Be Not Afraid of Their Faces

Michael Beck

Jeremiah was not the most popular fellow in his day. He would have been a smash hit in Ninevah, but not in Jerusalem. His kinsmen were not interested in his rantings. Repent? Why? They were “good.” They were religious. They were God’s people. A little sin here, a little there. What’s that? Judgment, Jeremiah? Really? This guy was too much. Show him the door. No, how about a pit.

From the moment Jeremiah was commissioned, he knew he was not going to a receptive audience. It is one thing to speak to those who are all ears, it is another to have to speak to those whose faces are contorted with disgust or smoldering with anger. “Lord,” he says, “I am too young for this! I don’t have the experience necessary to hold up under the glare of such a hostile crowd. I’ll get cold feet just looking at them!” And then God gives these words to the young prophet that every oracle must hear: “Be not afraid of their faces: for I am with thee to deliver thee, saith the LORD.” (Jeremiah 1:8)

I have been in the ministry for thirty years now. I have preached in many places, to many people. I have watched their faces as I preach. At times, they nod and smile. At times, they purse their lips and shake their heads. At times, their eyelids grow heavy and they are soon gone. Vacant looks, hard looks, happy looks; the faces one finds are so varied. I know one thing: if you want to be popular, if you need people to like you, don’t become a preacher.

Better to speak the truth now that hurts. Better to find favor afterwards.

In another day, another young man faced a hostile Jerusalem crowd. His name was Stephen. I wonder what the face of Saul of Tarsus looked like while Stephen was preaching? Here is what you must always remember. It doesn’t matter what the ground looks like. Sow the seed. False prophets will always find happy, receptive ground. But in the end, that barren ground will curse them. Better to speak the truth now that hurts. Better to find favor afterwards. How much must Paul have blessed the memory of faithful Stephen.

Would you like to be successful in your ministry? You cannot gauge the success of your ministering by the initial reaction of those you speak to. Shouts of “Amen, brother!” are not proof you have succeeded. No doubt, false prophets heard that when they were preaching, “Peace, peace.” True prophets can expect to appear as complete flops. But utter silence, brooding looks, people getting up and walking out on you, are not signs that you are failing in heaven’s eyes. It may indicate complete success. It may mean you have planted a seed that God can now work the increase in. You may not know until heaven the fruit that came of your faithfulness to speak God’s truth.
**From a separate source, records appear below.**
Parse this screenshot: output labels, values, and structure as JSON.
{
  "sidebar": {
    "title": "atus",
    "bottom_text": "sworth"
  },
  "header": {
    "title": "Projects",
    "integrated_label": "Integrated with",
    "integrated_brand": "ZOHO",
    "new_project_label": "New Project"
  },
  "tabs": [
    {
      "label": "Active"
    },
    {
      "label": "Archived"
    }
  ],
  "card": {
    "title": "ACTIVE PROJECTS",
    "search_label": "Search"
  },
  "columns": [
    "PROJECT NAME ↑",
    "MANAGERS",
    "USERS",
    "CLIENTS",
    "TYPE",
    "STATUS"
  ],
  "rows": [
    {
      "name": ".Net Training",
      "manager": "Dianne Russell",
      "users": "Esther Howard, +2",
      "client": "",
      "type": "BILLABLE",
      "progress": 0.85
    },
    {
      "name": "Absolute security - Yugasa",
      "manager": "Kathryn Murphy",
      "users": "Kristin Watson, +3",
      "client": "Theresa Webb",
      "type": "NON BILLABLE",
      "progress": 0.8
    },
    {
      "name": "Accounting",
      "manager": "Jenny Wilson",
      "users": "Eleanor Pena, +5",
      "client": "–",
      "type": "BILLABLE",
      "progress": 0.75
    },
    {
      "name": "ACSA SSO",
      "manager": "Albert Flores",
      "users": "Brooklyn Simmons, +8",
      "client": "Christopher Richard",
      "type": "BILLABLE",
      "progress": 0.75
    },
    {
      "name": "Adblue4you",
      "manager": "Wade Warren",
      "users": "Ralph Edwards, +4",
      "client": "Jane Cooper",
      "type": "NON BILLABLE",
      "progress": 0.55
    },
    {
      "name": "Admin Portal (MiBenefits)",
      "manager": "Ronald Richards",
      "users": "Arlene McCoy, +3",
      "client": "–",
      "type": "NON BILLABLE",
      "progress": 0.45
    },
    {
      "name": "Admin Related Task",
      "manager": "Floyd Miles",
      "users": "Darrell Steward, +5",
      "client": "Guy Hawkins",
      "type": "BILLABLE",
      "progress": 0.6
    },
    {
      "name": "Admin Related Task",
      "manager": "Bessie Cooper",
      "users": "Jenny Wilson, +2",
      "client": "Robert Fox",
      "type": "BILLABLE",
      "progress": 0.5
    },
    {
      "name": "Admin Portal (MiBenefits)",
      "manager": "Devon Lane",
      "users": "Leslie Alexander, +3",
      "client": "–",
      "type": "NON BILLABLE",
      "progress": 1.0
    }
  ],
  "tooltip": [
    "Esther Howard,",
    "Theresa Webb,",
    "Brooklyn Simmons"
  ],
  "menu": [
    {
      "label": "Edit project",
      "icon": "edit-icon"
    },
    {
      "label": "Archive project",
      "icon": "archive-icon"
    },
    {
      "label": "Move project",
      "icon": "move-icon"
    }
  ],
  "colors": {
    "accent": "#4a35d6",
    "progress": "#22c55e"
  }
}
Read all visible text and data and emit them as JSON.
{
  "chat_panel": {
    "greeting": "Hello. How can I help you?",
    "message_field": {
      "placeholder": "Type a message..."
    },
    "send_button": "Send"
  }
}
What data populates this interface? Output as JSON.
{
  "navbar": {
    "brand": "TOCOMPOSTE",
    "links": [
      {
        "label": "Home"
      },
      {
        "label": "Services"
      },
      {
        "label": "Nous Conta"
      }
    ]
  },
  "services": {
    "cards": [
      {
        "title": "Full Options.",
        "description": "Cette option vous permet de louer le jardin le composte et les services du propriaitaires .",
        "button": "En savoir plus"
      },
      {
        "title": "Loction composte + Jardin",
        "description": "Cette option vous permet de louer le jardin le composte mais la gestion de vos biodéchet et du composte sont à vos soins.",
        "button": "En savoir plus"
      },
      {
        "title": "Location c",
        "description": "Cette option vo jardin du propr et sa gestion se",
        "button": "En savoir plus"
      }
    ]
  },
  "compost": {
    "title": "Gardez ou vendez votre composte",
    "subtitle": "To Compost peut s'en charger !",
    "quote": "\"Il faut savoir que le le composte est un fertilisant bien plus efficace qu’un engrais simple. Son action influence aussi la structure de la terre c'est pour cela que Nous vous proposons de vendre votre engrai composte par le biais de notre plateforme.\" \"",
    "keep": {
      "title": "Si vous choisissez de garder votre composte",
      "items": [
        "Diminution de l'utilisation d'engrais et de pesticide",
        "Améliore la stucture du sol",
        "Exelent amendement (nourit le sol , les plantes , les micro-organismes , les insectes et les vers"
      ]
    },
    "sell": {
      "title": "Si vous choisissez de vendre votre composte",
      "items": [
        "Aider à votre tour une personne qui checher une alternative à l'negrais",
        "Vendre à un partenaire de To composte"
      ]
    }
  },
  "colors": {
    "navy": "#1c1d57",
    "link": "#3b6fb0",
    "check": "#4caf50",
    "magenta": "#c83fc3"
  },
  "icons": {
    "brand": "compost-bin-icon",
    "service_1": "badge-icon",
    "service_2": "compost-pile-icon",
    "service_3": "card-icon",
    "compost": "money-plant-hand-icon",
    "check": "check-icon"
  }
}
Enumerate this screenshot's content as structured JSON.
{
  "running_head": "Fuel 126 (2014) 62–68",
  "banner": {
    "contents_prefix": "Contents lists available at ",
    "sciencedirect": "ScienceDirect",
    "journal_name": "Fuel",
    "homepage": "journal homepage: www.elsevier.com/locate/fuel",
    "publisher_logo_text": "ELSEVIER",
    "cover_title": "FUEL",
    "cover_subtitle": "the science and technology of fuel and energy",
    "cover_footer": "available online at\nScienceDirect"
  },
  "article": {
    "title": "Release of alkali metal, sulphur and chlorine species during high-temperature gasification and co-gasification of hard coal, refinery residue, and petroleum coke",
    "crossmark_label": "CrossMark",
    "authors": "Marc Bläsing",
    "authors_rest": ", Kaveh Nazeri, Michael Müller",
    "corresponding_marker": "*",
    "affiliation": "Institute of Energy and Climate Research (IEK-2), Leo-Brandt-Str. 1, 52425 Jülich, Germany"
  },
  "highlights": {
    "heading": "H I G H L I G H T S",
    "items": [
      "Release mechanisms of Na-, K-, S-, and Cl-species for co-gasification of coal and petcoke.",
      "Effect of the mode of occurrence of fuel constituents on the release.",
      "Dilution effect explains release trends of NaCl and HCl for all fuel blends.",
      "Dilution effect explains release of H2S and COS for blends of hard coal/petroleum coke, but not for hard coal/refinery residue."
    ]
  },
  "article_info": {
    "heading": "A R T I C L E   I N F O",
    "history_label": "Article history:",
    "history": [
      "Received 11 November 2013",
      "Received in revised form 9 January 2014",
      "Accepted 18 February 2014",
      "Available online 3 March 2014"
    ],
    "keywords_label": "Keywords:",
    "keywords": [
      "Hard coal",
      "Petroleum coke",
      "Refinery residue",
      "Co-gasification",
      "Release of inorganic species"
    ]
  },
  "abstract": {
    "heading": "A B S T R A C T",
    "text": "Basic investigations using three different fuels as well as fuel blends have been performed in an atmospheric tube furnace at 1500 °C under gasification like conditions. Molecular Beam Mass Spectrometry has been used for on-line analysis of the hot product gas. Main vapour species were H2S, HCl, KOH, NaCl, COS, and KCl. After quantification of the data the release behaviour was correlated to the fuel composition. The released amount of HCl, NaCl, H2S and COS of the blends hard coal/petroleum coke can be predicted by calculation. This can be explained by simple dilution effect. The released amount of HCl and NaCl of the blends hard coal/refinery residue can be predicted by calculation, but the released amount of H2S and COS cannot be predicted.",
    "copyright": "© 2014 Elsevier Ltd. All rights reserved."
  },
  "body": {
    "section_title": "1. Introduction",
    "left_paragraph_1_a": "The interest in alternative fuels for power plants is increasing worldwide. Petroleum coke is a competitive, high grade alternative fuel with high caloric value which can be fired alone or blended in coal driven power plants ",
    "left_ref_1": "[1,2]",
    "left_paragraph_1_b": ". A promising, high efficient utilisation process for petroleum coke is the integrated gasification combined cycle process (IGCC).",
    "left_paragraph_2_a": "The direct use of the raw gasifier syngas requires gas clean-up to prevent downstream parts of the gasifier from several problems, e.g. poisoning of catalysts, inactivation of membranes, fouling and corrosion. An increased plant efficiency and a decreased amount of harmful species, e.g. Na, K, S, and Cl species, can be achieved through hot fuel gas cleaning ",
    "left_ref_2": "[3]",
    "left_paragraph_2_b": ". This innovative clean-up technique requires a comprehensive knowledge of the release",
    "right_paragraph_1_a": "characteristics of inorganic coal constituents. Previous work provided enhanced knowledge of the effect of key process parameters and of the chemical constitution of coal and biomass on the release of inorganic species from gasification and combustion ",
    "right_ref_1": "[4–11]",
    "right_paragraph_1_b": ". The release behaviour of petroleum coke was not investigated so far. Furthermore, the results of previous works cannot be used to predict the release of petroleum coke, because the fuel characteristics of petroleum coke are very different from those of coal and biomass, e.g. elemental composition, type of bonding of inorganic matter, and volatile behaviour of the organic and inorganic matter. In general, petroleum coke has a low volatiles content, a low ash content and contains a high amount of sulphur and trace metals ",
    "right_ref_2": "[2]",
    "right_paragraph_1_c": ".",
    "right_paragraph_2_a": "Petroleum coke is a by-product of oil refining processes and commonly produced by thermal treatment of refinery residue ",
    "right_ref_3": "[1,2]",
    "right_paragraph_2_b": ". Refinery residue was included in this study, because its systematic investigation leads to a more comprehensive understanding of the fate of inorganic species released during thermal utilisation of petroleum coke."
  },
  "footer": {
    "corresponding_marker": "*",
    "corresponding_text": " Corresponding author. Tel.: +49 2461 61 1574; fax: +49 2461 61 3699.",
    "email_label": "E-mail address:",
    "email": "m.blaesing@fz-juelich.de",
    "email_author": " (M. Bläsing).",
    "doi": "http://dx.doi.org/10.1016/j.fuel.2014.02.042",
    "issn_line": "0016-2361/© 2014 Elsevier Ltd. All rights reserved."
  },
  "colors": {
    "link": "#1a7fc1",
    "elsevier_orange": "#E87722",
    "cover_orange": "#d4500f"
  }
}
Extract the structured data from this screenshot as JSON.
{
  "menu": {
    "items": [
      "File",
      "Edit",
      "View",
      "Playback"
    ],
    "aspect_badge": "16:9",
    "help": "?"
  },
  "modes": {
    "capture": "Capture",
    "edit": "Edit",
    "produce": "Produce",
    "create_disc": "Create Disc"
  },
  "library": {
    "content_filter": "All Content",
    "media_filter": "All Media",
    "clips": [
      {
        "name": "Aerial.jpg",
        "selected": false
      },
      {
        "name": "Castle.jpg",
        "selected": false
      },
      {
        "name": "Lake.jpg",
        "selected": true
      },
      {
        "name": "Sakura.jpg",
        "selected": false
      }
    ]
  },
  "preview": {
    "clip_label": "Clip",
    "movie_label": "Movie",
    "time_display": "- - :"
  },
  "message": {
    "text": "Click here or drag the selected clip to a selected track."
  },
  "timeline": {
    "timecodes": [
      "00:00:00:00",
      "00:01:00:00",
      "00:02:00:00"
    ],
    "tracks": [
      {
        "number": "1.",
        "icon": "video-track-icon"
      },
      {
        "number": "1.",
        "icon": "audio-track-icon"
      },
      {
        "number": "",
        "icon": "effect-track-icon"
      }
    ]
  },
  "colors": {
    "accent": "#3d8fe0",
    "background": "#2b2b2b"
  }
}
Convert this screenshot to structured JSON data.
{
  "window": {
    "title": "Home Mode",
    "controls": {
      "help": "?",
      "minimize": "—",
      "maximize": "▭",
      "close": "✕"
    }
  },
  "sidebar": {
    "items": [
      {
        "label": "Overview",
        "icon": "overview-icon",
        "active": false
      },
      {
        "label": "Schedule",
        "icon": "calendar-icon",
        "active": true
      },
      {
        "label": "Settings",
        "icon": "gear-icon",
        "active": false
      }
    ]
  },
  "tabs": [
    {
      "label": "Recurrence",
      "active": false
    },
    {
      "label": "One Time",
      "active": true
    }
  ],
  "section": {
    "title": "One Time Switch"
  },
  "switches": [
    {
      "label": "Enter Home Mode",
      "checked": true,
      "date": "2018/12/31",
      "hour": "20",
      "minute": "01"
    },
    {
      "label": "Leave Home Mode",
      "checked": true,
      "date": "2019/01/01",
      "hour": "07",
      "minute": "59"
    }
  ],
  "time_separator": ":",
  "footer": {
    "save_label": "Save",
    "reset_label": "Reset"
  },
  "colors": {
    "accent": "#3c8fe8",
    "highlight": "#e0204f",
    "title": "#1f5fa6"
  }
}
Don’t be afraid of their faces. Don’t tailor your message to get the best, warmest response from your audience. Woe unto you when all men speak well of you, as you itch their ears. Woe unto you when their faces glow with joy while you speak, when they jump to their feet in loud applause when you finish, if God is looking down upon you with a frown. But blessing upon you, if men’s dark looks alone could kill you, but heaven’s face is shining upon you.

One day you will behold the only face that matters. Live to see His approving look now, and you will surely find it later.

Michael Beck is a pastor in the Dallas, TX area and the main author on Signpost. Receive a daily devotional he publishes every morning via email.